[Component data from apps and pages]
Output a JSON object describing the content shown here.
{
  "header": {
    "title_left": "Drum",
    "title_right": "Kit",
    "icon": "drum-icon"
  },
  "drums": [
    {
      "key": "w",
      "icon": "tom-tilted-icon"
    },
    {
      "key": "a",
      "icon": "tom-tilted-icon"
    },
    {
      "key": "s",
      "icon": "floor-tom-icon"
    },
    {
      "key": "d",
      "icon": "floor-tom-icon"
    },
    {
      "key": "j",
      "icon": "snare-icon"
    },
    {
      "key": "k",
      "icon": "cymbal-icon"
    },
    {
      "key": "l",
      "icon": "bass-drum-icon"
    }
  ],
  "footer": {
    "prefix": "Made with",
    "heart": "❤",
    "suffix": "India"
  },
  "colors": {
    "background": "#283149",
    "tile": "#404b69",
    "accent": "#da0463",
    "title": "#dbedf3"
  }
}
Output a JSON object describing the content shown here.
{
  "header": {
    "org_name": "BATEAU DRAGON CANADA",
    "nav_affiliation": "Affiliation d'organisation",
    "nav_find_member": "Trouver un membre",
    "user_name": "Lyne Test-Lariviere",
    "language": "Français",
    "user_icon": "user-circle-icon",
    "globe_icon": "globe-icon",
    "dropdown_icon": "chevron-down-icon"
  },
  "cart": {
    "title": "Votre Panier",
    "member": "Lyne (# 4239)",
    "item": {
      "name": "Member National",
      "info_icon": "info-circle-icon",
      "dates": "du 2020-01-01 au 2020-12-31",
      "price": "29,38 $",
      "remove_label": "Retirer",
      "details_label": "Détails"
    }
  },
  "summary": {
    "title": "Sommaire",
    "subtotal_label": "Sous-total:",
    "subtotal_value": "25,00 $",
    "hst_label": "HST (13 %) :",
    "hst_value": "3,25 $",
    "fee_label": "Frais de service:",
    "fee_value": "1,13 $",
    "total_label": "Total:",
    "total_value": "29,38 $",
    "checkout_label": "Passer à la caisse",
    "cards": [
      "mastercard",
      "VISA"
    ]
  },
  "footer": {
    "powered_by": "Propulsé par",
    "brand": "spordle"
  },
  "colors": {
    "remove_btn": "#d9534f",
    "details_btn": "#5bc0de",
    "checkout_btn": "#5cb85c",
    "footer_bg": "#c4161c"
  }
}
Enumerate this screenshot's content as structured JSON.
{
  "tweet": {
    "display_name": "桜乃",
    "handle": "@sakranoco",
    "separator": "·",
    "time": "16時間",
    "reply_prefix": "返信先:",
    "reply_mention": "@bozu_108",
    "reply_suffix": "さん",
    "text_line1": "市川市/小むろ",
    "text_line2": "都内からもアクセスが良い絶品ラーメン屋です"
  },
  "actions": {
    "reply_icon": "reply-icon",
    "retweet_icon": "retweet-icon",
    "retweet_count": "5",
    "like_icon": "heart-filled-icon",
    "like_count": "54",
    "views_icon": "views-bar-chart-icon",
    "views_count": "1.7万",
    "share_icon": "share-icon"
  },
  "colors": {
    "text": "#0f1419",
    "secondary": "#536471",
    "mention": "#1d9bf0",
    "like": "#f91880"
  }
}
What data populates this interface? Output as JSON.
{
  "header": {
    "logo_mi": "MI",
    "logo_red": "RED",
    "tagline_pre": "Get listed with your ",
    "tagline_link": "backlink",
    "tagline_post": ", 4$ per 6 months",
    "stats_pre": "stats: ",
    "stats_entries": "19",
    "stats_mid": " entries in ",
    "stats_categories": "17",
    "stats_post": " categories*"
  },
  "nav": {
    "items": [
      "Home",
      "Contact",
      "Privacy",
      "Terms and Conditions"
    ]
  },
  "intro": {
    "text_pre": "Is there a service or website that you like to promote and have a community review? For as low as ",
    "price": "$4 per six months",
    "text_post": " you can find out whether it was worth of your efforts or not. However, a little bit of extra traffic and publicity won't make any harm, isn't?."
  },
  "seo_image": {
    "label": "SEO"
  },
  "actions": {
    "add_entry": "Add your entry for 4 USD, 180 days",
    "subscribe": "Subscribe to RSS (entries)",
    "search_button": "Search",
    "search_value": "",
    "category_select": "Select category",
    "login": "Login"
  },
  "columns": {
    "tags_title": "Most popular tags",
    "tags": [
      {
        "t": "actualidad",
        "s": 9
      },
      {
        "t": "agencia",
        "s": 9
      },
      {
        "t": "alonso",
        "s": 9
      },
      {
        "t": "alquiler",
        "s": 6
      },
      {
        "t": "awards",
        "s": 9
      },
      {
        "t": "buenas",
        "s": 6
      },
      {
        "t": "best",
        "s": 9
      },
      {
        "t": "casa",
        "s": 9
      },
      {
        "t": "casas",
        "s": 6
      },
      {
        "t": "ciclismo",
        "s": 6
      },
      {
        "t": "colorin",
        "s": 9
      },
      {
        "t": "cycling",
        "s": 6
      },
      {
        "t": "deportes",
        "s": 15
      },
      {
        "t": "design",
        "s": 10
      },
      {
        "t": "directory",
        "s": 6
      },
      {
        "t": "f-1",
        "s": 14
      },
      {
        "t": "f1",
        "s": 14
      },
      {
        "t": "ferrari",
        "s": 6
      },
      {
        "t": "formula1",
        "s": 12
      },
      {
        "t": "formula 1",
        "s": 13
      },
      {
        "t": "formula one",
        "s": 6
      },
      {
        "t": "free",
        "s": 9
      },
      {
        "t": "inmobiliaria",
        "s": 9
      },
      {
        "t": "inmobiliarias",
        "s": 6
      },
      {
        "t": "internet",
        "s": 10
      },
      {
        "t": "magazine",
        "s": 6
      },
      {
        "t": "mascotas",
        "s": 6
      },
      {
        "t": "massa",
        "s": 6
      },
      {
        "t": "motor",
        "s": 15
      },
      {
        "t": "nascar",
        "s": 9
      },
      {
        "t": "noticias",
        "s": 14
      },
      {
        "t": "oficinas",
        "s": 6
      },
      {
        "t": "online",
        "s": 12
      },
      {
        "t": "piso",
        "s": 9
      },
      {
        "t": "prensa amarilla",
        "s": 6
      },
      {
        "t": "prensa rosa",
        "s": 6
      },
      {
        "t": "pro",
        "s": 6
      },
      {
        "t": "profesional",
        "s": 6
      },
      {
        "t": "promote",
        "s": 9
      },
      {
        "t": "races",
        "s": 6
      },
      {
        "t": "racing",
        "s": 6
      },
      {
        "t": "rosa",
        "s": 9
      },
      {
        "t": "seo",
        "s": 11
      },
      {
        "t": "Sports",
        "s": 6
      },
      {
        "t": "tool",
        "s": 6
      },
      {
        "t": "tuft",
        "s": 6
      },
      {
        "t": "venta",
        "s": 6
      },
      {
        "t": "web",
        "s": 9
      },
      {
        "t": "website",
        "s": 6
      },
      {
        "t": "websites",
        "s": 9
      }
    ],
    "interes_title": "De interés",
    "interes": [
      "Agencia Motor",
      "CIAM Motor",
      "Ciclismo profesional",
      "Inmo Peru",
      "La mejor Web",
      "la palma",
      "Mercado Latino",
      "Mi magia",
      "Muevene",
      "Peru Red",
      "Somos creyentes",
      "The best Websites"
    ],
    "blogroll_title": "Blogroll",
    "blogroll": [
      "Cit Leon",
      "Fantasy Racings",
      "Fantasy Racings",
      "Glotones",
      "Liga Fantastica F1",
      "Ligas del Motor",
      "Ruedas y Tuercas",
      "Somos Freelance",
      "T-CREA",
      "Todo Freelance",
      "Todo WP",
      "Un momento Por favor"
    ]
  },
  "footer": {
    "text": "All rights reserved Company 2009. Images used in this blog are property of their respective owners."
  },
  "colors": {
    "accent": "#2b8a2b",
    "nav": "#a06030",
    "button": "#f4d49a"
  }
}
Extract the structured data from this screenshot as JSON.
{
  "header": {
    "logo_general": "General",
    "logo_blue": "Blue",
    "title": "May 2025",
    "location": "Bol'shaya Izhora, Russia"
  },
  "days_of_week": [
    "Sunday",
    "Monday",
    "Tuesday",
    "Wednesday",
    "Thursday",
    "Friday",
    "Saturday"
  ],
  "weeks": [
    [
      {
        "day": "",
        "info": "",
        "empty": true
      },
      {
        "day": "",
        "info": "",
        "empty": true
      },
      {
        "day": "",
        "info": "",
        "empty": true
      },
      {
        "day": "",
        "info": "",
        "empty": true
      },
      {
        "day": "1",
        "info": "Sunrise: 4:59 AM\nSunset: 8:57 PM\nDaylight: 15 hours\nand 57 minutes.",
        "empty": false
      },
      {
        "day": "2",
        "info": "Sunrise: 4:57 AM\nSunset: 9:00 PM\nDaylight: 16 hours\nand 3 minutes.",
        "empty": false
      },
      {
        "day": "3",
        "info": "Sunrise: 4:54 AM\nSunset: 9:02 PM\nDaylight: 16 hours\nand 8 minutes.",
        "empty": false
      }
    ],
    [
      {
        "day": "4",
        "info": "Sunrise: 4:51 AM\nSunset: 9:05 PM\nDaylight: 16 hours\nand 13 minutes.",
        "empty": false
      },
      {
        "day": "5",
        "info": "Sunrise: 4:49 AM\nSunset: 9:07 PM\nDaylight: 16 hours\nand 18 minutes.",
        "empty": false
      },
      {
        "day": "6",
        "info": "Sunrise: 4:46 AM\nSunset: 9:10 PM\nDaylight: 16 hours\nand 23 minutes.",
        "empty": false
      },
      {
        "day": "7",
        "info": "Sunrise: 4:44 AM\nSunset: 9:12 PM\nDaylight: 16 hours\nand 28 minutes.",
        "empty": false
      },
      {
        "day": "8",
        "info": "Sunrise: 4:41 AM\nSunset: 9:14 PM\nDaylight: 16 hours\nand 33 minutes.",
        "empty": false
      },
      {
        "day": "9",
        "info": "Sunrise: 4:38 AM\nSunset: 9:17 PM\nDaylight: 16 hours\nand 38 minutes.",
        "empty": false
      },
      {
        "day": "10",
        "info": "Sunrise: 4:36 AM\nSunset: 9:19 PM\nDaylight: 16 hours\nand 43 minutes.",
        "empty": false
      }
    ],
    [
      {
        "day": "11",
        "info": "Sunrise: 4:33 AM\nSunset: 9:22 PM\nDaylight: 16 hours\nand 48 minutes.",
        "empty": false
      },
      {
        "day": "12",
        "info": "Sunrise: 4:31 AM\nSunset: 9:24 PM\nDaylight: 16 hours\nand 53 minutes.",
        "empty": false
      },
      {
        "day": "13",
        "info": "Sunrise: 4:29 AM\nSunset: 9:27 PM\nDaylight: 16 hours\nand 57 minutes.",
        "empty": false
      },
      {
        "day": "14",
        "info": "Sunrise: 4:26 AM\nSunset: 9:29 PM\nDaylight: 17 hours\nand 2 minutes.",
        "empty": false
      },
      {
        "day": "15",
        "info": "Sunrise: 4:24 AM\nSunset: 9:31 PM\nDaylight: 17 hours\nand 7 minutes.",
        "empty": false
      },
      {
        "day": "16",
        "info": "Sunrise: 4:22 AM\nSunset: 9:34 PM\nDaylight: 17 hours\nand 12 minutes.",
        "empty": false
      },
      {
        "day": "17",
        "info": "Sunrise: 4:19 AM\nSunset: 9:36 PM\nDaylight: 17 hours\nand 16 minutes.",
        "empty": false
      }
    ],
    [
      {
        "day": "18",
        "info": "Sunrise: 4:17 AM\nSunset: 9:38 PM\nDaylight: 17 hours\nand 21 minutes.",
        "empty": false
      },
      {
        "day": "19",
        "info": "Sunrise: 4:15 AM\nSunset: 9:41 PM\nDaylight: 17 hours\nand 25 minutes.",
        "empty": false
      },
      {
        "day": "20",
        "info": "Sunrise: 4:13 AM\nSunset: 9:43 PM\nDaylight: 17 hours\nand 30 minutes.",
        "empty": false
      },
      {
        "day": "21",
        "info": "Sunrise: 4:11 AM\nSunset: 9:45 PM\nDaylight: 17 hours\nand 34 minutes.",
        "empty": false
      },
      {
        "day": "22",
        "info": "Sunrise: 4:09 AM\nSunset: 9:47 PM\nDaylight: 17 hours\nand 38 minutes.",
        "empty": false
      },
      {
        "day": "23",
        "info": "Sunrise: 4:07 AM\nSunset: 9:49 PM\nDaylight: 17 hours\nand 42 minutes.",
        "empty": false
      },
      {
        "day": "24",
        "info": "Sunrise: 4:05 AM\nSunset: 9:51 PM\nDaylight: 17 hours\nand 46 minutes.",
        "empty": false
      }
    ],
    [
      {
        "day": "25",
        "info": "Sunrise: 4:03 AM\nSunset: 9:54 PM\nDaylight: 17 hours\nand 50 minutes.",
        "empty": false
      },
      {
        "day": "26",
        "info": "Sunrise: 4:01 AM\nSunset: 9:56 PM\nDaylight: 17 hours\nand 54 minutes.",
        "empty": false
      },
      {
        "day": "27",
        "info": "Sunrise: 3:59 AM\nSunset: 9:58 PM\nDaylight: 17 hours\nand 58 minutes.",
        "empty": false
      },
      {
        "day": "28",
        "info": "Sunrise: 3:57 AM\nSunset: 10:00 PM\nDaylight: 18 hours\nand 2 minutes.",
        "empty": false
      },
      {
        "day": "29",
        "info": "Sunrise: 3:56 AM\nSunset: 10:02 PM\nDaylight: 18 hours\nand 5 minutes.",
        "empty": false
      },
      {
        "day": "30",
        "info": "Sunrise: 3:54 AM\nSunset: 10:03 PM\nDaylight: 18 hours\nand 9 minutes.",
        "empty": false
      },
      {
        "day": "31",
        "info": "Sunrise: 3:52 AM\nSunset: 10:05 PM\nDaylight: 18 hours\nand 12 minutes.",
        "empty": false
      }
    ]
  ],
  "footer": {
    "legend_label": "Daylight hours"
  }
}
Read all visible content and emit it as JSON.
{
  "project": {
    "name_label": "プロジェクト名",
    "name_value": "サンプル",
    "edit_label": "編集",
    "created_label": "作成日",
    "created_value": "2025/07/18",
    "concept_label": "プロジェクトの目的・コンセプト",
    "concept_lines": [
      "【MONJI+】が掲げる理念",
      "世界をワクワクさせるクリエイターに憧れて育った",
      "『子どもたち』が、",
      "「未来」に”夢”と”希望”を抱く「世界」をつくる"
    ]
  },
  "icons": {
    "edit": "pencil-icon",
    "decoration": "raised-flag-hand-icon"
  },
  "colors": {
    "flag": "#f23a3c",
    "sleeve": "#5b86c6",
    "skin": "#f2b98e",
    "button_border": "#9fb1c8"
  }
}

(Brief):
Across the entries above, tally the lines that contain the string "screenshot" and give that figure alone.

(Your response):
2